• Assigned task
Determine the number of lines in the entries below in which the word "path" appears, and reply with that number only.
--- Information given Enclosed Below ---
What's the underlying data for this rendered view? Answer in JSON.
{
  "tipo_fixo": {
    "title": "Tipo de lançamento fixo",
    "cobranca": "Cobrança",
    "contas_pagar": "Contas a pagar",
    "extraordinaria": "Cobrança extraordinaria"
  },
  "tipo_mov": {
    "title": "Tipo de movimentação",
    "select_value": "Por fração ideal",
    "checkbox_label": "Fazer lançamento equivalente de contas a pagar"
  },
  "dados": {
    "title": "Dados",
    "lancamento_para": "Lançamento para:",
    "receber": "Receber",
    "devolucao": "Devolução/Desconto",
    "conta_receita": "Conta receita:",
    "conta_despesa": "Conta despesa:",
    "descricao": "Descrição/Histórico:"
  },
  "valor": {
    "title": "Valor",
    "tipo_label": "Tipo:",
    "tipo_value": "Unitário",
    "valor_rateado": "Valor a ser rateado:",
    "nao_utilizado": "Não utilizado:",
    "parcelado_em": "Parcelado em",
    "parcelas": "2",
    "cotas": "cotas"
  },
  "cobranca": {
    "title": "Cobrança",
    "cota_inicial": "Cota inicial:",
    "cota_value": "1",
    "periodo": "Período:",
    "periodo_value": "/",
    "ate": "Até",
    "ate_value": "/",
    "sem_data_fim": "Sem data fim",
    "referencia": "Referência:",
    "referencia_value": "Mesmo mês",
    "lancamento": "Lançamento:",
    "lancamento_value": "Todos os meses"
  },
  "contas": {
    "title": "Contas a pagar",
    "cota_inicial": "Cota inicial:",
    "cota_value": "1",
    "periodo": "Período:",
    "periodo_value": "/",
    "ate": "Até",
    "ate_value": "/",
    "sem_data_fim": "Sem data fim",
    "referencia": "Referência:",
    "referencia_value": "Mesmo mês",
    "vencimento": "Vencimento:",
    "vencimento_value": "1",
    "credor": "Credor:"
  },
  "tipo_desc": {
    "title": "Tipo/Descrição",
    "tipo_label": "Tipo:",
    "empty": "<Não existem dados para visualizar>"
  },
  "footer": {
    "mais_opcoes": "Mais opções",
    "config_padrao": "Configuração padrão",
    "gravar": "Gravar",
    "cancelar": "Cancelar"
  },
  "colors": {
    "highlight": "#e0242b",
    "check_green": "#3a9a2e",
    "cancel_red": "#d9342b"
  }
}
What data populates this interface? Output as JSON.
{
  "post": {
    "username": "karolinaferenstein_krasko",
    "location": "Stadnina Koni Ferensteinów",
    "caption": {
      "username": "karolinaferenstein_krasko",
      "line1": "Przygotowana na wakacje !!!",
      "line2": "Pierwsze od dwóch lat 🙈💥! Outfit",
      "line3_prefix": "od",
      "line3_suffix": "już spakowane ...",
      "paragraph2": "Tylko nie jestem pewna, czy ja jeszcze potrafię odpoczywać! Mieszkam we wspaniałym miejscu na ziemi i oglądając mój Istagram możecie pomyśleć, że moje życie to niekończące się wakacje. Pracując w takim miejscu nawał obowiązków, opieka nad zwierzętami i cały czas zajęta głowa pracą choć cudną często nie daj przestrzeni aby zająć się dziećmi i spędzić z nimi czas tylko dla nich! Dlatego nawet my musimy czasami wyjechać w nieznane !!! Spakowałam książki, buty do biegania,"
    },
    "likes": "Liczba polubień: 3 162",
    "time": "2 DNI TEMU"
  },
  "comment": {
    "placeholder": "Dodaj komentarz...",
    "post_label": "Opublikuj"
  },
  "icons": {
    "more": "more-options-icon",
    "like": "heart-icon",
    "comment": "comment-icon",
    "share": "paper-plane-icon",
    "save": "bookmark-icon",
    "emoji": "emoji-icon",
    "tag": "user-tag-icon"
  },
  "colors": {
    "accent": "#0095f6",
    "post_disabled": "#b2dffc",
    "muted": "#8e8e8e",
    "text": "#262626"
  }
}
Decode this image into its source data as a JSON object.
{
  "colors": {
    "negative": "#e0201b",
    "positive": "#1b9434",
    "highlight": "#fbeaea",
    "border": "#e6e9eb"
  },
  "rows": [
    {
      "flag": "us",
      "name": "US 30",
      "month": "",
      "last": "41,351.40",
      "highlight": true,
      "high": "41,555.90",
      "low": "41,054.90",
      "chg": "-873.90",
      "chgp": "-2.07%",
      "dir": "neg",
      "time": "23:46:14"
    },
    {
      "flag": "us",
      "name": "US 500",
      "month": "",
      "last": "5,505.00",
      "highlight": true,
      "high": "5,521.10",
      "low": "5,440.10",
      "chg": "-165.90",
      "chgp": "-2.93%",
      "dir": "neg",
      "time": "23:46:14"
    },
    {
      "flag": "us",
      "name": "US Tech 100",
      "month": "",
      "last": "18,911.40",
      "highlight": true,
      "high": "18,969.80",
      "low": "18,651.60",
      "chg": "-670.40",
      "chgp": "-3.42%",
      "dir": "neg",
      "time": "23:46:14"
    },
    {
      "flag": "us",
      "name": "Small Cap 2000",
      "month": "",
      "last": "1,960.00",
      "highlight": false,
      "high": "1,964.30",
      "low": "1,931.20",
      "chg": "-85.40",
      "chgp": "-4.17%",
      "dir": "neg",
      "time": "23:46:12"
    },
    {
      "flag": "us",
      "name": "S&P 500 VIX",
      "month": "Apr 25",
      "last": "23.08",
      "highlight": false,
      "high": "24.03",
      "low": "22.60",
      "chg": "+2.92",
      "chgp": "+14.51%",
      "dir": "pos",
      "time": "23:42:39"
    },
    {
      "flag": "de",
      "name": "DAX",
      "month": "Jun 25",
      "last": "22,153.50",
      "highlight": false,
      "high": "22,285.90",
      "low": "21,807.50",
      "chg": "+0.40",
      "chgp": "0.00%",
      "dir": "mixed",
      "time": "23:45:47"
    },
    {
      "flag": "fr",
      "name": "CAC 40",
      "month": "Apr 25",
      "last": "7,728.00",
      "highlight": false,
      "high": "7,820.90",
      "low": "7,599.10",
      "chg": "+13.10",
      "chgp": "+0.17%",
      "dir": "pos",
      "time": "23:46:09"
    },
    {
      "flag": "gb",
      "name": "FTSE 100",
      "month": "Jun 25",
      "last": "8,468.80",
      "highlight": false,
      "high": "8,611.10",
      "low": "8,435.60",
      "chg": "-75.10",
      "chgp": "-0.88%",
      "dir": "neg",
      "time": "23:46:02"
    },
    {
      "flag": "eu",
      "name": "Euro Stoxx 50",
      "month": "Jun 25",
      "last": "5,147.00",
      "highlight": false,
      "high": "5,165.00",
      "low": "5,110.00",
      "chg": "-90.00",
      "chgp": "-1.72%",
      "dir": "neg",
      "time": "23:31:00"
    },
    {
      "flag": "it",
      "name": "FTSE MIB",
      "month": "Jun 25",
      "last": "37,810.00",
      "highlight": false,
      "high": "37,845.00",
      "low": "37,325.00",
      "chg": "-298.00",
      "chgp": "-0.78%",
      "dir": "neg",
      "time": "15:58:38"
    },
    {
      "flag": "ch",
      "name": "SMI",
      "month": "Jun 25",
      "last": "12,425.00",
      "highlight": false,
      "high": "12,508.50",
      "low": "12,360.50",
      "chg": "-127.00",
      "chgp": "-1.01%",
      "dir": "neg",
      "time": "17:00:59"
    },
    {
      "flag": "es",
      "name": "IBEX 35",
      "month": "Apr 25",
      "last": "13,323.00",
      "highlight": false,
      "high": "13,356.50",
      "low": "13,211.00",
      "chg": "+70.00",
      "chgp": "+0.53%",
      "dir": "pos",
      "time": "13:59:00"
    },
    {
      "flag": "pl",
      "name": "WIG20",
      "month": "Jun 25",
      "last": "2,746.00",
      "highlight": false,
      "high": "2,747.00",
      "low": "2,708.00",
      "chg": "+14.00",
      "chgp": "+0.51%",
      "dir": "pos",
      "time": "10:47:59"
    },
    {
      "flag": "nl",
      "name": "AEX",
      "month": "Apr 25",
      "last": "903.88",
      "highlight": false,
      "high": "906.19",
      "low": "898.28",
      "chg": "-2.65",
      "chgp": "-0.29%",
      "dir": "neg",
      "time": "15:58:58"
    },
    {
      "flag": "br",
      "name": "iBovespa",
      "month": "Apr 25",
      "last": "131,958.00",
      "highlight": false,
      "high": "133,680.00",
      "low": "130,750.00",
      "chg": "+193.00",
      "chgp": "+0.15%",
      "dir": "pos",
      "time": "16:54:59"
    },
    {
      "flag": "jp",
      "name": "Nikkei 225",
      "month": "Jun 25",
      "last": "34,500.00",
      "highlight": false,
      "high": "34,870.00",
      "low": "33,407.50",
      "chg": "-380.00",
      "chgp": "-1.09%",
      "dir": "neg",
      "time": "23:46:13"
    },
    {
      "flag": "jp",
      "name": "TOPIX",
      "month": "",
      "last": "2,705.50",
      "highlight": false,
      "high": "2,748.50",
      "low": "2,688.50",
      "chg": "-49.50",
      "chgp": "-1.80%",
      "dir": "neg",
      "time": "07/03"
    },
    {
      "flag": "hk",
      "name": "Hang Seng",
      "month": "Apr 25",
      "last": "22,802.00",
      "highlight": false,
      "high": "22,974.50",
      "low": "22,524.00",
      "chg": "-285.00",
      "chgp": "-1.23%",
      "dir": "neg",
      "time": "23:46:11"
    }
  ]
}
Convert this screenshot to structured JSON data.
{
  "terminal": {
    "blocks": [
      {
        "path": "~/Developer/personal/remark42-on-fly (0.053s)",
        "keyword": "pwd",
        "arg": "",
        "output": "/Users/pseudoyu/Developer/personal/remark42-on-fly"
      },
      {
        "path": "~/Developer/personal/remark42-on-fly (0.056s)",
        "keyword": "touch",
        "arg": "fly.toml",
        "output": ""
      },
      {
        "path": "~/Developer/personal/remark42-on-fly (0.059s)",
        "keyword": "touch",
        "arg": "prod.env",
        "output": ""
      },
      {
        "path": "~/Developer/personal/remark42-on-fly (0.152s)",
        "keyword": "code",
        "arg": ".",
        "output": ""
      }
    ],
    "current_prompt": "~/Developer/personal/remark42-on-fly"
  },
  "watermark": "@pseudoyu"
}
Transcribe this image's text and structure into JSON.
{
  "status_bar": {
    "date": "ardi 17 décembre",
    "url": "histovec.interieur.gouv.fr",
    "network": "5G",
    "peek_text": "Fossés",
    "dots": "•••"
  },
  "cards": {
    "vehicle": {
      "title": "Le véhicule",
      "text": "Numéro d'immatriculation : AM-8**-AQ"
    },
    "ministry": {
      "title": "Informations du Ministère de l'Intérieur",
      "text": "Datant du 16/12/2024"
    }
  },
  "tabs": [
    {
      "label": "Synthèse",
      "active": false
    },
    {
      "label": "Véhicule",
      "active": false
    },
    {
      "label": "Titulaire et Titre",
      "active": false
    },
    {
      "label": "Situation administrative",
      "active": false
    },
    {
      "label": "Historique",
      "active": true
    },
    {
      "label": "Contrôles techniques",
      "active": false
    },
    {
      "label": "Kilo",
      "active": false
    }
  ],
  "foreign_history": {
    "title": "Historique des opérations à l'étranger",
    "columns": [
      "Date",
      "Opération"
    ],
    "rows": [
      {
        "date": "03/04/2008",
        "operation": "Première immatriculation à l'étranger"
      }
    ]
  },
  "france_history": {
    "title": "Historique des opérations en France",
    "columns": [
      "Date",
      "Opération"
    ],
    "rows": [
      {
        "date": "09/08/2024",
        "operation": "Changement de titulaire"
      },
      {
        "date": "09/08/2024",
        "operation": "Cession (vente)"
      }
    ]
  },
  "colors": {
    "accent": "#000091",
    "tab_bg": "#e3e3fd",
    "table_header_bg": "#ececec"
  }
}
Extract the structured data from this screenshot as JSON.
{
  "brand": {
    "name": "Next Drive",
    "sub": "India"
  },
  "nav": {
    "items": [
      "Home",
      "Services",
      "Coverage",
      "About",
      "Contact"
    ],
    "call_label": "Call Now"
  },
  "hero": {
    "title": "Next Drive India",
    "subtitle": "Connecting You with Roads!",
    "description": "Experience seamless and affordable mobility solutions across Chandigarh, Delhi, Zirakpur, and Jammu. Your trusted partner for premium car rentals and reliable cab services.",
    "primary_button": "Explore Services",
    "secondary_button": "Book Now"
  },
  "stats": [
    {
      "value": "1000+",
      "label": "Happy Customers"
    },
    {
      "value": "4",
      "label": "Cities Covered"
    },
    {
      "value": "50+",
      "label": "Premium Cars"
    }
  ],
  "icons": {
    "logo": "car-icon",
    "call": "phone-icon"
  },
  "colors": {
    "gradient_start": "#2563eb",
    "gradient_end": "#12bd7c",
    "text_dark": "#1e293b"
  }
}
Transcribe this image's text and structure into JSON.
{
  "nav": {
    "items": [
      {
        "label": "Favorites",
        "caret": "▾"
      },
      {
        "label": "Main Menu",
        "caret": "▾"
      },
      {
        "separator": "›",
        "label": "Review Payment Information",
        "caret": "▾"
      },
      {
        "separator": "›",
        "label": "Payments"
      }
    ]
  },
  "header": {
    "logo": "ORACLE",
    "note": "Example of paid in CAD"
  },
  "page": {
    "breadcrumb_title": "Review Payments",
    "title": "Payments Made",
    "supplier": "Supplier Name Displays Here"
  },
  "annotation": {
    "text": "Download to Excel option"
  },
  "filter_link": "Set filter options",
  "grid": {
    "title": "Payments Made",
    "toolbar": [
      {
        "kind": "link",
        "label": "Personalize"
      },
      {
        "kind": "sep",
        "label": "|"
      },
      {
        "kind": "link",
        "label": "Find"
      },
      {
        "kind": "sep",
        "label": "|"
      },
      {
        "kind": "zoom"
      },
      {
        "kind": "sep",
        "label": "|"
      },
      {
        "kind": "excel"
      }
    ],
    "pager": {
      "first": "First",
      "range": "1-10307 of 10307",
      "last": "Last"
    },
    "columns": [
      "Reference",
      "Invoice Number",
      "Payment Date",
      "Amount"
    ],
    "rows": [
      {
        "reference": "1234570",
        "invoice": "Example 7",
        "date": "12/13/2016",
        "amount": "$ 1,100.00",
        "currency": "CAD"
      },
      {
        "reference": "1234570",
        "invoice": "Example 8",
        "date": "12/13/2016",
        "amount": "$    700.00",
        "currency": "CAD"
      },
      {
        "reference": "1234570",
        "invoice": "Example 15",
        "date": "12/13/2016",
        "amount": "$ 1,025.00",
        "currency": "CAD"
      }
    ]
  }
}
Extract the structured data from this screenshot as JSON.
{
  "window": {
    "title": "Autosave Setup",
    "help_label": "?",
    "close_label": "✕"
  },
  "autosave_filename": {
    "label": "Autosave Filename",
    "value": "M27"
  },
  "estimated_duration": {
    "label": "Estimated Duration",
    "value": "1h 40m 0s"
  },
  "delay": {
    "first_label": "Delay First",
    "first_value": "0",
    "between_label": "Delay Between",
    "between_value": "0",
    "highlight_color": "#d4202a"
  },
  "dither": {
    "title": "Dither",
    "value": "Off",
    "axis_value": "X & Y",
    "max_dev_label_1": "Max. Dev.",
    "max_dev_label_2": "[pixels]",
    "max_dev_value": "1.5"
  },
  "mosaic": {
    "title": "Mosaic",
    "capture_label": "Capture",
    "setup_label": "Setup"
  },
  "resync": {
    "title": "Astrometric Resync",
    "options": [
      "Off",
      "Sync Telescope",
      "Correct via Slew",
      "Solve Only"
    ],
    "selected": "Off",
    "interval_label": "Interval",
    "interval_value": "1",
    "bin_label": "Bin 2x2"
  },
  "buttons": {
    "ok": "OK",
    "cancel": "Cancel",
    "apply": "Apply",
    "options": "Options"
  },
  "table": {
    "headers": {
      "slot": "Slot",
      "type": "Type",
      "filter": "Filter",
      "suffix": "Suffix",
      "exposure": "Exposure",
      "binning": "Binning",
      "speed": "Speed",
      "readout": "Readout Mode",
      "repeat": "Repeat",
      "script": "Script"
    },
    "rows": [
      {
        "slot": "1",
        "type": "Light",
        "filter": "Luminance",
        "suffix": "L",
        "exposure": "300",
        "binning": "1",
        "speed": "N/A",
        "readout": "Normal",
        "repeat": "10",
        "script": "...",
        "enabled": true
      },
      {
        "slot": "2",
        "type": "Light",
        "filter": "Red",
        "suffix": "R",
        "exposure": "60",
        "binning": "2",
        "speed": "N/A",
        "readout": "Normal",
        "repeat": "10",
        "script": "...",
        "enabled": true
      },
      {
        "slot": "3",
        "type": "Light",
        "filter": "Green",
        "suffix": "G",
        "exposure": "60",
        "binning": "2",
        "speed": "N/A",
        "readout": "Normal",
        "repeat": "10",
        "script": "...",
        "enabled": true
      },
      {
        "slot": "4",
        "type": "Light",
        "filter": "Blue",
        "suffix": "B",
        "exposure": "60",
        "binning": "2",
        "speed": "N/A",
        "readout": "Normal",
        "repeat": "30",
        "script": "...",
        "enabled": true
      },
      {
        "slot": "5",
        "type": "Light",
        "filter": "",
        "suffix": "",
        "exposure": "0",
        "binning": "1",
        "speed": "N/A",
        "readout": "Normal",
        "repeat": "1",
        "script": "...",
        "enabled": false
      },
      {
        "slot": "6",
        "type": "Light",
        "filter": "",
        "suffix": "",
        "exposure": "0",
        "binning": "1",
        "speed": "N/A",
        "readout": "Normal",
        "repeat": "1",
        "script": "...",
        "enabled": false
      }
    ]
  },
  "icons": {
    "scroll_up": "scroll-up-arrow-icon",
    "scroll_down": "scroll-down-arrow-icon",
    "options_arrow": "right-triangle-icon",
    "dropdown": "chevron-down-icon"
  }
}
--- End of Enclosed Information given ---
• Result for this task
4